Recently my son and his friends asked me if I wanted to play a new card game with them. I jumped at the chance. It was not often that my teen-aged son invited me to participate in anything that he was doing.
We sat at the table and one of the boys shuffled the deck and dealt seven cards to everyone.
“What is the object of the game?” I asked.
The dealer set another card in front of me and said, “Penalty for talking!”
“Wait, what? I just asked a question,” I responded.
The other boys just smiled as the dealer threw down another card and said, “Penalty for talking!”
“Are you kidding me? You haven’t even told me how the game is to be played! Just give me the rules,” I demanded.
Once again the dealer said, “Penalty for talking,” as he threw another card my way.
After collecting three penalty cards, I wasn’t going to say another word. I watched carefully as each person around the table began laying down a card. I had no idea what they were doing. When it came to my turn I put down what looked like the right card, a King of Hearts.
As soon as I did the dealer threw another card at me and said “Penalty for not saying ‘All hail the king’ as you played a king!”
I picked up my penalty card, and the dealer threw another card at me and said, “Penalty for not thanking the dealer for the last penalty card!” Are you kidding me?
Not knowing the rules of a card game is difficult. Not knowing the rules in a relationship can be exasperating!
When I’ve talked to people about their greatest challenges in relationships it usually has to do with expectations or rules that were unspoken, misunderstood or just unrealistic. They shared how they were penalized for breaking a rule that they didn’t know existed.
We’ve all been there. We have either failed to meet someone else’s expectation or they have failed to meet ours. We may have rules on how we expect others to behave or how they should react or respond to our needs, wants, and desires.
Maybe these rules or expectation include how we discipline children, who does certain chores, how money is spent, how much time we spend at work, how we experience family traditions, where we go on vacation, how we settle disagreements, how we speak to one another, or even the proper way to load silverware in the dishwasher (some people get really touchy about this one).
Trying to live under others’ unspoken, unclear or unrealistic expectations and rules can be very frustrating.
A young friend of mine who got married recently was surprised when he was penalized for not calling his in-laws to thank them for a birthday gift. He had sent a nice note but in that family, the unwritten rule was to call the gift giver.

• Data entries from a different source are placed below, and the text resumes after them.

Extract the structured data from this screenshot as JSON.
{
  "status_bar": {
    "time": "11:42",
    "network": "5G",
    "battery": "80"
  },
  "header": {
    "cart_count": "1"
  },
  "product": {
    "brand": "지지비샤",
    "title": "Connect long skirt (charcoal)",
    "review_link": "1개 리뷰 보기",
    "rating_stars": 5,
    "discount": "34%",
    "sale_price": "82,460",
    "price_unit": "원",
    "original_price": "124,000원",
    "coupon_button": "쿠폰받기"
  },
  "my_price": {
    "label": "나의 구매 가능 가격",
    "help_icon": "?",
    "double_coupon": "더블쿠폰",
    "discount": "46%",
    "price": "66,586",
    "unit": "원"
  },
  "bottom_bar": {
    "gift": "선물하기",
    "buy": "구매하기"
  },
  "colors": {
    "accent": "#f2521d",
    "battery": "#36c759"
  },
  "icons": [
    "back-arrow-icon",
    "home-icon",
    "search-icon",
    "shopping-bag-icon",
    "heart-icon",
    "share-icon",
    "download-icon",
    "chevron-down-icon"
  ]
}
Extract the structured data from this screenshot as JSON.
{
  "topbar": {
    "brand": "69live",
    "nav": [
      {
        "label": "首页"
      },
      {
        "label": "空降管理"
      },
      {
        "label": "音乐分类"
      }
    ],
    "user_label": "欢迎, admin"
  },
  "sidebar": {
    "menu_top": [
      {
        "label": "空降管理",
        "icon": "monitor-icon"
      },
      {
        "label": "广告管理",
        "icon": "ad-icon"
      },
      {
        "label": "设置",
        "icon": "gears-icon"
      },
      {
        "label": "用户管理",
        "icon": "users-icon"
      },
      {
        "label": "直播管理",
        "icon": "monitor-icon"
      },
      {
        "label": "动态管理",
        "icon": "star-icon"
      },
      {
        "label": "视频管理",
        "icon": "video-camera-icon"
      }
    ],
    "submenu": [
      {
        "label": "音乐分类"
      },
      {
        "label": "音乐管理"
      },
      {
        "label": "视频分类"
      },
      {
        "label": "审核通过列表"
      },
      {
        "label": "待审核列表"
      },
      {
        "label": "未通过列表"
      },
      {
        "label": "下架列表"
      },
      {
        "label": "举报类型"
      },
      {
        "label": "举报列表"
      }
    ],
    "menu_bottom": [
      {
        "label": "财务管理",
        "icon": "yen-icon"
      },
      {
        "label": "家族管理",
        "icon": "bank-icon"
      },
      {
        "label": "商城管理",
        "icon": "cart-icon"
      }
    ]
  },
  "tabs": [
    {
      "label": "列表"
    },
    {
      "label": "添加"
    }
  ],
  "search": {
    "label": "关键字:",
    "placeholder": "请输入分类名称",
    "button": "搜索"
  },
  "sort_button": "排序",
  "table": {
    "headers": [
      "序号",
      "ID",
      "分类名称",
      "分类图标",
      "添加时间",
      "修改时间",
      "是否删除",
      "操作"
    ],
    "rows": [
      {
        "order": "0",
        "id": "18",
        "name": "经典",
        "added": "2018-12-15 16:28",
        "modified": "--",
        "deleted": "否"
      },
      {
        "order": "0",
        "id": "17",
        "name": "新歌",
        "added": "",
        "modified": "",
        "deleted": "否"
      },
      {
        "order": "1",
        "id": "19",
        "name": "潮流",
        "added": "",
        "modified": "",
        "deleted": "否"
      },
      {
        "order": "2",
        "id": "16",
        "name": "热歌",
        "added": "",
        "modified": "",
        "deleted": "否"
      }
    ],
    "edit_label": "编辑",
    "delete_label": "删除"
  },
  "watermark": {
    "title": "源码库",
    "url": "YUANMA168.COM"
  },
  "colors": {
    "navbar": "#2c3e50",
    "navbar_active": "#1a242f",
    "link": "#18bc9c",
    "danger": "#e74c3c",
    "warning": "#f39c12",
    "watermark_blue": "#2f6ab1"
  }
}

Another friend of mine would get penalized at work if he left before his boss. When his boss had to stay late, he expected this employee to stay late as well. This expectation never been verbalized, it was really unrealistic.
If you have rules or expectations about how you want things done but neither share or communicate clearly, you prevent others from meeting your expectations. They may find it difficult to be in relationship with you.
Reflect on your expectations of others.
- Am I sure others know what is expected of them?
- Are my expectations communicated in a way that others understand?
- Are my rules reasonable or are they getting in the way of my relationships?
When we express expectations and communicate rules clearly, we make it much easier for others to love and be in relationship with us.
Finally, all of you should be of one mind.
Sympathize with each other.
Love each other as brothers and sisters.
Be tenderhearted, and keep a humble attitude.
1 Peter 3:8
By Pete Larson
Husband to Lynn, Father of two
1 Corinthians 13 Parenting Team Member
Executive Director of Family Fest Ministries